■ **Assignment**: Copy out each line of the listing that has the word "true" in it.

■ **Source records**:
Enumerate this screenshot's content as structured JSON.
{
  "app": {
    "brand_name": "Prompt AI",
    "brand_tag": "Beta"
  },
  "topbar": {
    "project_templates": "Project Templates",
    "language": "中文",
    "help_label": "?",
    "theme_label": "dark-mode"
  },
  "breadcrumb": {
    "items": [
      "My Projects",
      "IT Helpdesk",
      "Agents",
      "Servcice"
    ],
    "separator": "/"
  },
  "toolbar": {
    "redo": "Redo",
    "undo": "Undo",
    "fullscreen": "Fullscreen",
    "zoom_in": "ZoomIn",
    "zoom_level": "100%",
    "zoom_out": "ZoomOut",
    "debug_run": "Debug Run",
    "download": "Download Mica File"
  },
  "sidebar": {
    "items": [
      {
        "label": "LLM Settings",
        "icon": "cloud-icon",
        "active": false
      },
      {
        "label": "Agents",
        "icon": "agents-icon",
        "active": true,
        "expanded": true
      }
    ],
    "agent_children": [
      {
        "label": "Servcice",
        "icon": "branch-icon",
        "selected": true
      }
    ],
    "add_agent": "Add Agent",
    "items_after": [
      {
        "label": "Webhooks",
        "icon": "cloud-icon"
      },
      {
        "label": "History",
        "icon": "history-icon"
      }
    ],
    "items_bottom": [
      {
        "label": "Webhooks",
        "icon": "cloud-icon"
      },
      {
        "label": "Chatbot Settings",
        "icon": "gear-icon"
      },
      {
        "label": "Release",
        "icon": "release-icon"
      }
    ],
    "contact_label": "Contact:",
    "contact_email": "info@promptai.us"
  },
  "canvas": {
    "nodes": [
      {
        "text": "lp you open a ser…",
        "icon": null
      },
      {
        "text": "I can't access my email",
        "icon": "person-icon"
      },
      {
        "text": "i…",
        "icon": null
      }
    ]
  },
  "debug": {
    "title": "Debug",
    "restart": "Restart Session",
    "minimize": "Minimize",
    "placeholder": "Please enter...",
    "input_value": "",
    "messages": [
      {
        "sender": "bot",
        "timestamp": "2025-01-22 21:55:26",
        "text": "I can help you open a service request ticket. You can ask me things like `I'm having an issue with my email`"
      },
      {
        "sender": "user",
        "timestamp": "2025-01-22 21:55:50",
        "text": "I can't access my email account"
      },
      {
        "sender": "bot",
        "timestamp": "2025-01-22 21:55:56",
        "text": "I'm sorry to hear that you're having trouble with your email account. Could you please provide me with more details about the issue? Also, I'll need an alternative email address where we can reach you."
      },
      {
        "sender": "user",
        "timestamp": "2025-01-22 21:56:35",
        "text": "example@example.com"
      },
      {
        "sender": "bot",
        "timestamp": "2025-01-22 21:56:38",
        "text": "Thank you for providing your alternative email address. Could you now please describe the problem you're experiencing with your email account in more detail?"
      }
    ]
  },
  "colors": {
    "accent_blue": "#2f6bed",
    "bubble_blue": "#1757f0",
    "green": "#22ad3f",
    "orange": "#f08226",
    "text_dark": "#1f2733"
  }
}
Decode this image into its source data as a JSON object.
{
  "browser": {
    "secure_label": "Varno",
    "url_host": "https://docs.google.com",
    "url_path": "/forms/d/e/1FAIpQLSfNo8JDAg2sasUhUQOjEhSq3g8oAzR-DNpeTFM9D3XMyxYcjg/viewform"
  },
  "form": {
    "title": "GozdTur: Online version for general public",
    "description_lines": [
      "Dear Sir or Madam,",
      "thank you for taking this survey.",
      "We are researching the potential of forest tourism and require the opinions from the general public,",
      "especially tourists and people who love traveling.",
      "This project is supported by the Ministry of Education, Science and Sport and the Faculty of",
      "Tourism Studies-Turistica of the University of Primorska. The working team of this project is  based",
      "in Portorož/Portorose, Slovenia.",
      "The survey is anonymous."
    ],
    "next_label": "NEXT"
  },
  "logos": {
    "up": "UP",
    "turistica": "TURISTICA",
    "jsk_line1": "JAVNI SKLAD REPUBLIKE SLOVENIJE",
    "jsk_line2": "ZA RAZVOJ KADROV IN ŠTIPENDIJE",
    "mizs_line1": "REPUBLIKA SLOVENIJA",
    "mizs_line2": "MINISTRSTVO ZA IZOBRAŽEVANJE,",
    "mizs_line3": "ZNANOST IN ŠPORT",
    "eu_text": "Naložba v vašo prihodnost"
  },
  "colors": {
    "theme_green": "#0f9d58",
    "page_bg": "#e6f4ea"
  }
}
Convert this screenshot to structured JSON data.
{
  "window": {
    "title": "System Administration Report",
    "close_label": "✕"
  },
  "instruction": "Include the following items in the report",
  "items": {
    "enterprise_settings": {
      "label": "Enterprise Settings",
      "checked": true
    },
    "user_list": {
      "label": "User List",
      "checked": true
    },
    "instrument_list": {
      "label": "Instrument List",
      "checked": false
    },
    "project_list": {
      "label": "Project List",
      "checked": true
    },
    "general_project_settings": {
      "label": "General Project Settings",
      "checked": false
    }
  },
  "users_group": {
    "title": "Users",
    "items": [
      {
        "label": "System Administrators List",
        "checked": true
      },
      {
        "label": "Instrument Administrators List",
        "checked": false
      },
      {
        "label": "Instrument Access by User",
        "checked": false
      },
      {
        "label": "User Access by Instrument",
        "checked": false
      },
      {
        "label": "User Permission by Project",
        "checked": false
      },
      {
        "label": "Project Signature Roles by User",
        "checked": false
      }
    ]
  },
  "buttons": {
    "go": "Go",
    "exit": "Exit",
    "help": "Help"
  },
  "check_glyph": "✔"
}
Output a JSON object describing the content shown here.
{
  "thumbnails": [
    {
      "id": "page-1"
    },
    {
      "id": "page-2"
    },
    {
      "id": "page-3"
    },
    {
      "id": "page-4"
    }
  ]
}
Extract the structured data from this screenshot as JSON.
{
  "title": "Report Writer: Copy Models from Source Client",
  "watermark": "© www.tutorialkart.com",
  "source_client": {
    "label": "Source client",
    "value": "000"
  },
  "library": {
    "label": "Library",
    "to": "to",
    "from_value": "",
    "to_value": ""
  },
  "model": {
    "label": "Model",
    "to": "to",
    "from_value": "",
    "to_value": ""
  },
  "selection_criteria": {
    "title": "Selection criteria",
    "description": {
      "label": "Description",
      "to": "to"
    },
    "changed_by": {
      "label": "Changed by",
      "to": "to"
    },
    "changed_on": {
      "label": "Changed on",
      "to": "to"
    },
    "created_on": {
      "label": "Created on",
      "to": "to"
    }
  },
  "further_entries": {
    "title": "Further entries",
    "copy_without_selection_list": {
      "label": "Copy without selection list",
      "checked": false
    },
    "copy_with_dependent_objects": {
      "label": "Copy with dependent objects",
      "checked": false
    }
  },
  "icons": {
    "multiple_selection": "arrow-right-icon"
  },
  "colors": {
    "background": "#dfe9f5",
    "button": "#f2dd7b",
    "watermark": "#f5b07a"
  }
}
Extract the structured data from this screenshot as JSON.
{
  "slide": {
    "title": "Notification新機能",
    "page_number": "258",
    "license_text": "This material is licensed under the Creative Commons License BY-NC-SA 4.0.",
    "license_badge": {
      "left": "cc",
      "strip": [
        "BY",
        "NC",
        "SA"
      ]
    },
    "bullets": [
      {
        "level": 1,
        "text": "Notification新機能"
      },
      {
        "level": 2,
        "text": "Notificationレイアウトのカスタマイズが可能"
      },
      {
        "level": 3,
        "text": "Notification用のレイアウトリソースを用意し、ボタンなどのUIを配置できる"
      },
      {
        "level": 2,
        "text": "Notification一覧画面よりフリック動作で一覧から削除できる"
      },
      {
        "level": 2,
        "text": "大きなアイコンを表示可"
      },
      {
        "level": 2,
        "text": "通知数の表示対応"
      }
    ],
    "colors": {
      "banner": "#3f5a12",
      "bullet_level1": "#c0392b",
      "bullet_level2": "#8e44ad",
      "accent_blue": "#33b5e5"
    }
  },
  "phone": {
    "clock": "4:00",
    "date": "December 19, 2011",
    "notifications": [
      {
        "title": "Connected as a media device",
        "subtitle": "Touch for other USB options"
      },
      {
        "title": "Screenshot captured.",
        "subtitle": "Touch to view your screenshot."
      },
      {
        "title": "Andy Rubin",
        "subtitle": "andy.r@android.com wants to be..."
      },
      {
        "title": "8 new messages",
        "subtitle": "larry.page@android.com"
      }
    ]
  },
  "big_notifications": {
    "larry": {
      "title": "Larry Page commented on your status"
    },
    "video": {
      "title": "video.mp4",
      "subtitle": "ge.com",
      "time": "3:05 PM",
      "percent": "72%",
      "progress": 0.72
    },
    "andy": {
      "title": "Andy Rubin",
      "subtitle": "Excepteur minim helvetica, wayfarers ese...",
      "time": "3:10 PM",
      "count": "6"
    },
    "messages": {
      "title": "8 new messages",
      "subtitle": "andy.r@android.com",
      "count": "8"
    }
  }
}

■ **Solution**:
        "active": true,
        "expanded": true
        "selected": true
      "checked": true
      "checked": true
      "checked": true
        "checked": true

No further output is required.